As more short-term lodging rental units come online in Columbus, one city councilor has asked for the staff to bring an ordinance for consideration to govern the growing enterprise.
Councilor Skip Henderson called information that could lead to an ordinance that would regulate the new lodging option.
“I want to make sure everybody is playing by same rules and its a level field,” Henderson said on Tuesday. “Others in the hospitality industry are subject to rules and regulations. It makes sense that anybody doing short-term rental like Airbnb would be subject to those same rules and regulations.”
Henderson made his request at last week’s council meeting. The Columbus Convention & Visitors Bureau has been monitoring the short-term rental business in the city for about a year, President Peter Bowden said on Tuesday.
Bowden and the Convention & Visitors Bureau are providing assistance in crafting regulations and he expects to have something for council to consider in 45 days or less.
Because there is currently no regulation, Bowden said, there is no mechanism for those offering short-term rentals to pay taxes or fees that other hospitality providers pay. The room tax in Columbus is 16 percent, with 8 percent of that sales tax that is distributed to the state, city and school district, while the remaining 8 percent is divided between the Convention & Visitors Bureau, Columbus Civic Center, trade center and RiverCenter for the Performing Arts.
“For us, it gets back to lost revenue for the city,” Bowden said. “We want to make sure it is a level playing field. We have to be careful at the CVB because we don’t want to interfere with anyone being an entrepreneur. We need to make sure the system is working for everyone.”
The primary online booking source for short-term rental is Airbnb.com
Airbnb is an online lodging version similar to the online ride-sharing apps Uber and Lyft. It terms itself a “hospitality service,” that enables people to lease or rent short-term lodging including that ranges from vacation rentals to hotel rooms. Airbnb does not own any of the places it rents, just as Uber does not own any of the cars. It is a broker and receives commissions from both guests and hosts in conjunction with every booking. Airbnb touts more than 3 million lodging listings in 65,000 cities across the world.

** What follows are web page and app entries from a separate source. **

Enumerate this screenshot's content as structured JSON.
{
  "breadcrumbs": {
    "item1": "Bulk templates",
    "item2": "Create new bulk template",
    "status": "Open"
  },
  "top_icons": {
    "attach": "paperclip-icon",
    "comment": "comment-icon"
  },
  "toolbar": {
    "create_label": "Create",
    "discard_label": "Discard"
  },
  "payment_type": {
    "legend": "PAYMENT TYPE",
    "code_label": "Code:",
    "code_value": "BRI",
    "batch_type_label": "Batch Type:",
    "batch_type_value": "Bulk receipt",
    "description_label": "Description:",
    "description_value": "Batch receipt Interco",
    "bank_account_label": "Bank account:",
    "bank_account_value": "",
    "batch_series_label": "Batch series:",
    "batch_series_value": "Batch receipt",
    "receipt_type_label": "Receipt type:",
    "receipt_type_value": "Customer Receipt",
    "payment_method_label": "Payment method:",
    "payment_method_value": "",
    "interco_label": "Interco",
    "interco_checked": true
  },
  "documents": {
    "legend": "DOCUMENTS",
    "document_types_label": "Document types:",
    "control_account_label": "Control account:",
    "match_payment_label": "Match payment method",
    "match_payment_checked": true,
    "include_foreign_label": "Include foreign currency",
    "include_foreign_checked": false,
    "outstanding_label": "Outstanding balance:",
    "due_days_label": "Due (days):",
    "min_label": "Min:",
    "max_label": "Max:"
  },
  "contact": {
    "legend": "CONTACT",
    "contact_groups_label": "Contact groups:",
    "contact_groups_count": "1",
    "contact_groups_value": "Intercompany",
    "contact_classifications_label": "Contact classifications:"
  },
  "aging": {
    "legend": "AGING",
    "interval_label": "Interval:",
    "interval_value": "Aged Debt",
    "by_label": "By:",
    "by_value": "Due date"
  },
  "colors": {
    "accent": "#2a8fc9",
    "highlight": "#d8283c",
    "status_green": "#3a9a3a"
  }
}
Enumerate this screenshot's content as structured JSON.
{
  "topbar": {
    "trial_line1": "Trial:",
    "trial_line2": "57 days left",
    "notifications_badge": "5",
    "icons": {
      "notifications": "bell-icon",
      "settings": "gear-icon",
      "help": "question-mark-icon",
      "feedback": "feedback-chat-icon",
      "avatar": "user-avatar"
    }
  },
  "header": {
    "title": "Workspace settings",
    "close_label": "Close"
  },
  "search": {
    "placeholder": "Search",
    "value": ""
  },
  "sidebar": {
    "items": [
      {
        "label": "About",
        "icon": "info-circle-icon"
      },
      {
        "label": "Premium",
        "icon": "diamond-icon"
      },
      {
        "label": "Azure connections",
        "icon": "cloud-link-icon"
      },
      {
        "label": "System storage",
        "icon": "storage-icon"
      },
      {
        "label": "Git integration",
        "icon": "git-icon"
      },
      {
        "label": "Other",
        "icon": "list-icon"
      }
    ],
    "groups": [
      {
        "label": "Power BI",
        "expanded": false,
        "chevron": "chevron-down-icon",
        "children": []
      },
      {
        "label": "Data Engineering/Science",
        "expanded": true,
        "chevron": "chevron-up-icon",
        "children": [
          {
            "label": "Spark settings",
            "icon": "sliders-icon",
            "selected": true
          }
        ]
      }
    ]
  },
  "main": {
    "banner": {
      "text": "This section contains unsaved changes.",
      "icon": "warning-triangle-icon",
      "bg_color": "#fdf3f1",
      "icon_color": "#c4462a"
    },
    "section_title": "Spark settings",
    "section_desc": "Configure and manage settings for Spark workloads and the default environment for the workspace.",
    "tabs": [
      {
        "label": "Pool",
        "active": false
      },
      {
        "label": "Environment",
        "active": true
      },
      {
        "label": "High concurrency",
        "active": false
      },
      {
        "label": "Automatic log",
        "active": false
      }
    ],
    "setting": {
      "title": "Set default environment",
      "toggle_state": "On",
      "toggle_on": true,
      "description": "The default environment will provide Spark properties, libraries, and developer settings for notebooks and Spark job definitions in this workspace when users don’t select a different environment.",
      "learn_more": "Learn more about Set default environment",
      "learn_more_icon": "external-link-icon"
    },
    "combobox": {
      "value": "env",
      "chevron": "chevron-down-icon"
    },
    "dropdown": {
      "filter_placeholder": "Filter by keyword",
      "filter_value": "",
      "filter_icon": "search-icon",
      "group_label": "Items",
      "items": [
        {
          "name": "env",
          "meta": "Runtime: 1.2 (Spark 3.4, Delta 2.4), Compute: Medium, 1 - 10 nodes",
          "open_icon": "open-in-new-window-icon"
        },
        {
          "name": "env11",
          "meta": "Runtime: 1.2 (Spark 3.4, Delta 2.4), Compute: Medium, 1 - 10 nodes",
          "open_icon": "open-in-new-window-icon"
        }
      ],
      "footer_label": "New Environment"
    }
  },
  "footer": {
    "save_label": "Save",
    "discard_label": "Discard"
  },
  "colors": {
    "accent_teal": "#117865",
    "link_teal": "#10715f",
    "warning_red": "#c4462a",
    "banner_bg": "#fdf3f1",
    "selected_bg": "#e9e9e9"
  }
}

“This is a new form of travel and people are clearly looking for a different experience,” Bowden said.
Ernie Smallman, a real estate broker, has turned three of his Historic District rental properties into Airbnb locations since January. He is looking to convert several more units in the coming months. It is a more difficult process than just listing a unit on Airbnb, Smallman said.
“This is definitely economically driven because you make more money on the unit through Airbnb than you do with a traditional long-term renter, but it is also a lot more work,” Smallman said.
Smallman rents his fully furnished one-bedroom units for $60 to more than $100 per night.
“For me, it is almost like a guesthouse at your house,” he said. “I want it to be that level of quality.”
One of the things that drives the online books of Airbnb locations in customer comments, which are visible on the site.
Haley Lyman is a short-term rental consultant who manages properties for Smallman and others downtown and in Midtown.
“There is a lot involved in getting a unit ready,” Lyman said. “There is the design and what you want to do with the space. You have to look at what revenue it would generate in the short-term market as compared to the long-term rental market.”
Once the unit is ready, Lyman helps her owners market the units with photos and captions designed to attract renters. And in Columbus many of those leasing short-term units are connected to Fort Benning, Lyman said.
“Fort Benning is 100 percent the biggest part of the market,” Lyman said. “Many of them are here for graduations at Fort Benning. And they are coming from all over the country.”
The Airbnb locations are scattered across the city. Columbus real estate agent Bardie Brady has one unit in northeast Columbus and is working to bring a second one online in the northwest part of the city. She got into the business after staying at Airbnb properties overseas, Washington and Austin, Texas.
“Most of our business is Fort Benning families,” she said. “We have a fully stocked kitchen and many times the mother just wants to cook a meal for their son or daughter who is at Fort Benning and that is the reason for staying in an Airbnb instead of a hotel room. These people are my guests and I get to know a lot about them.”
The Convention & Visitors Bureau has found there were about 35 units being advertised on the website Airbnb.com about a year ago. A quick check this week showed about 70 units, everything from the downtown Historic District to a treehouse in the St. Elmo area. But it is difficult to get an exact read because some in the Auburn, Ala., area show on Columbus searches.
Brady, like Smallman, knows some form or regulation is coming and she is OK with that.
“We are taking such a small fraction of business from the hotels,” she said. “We really are providing a service. If we have to get a business license or pay the taxes, that’s fine.”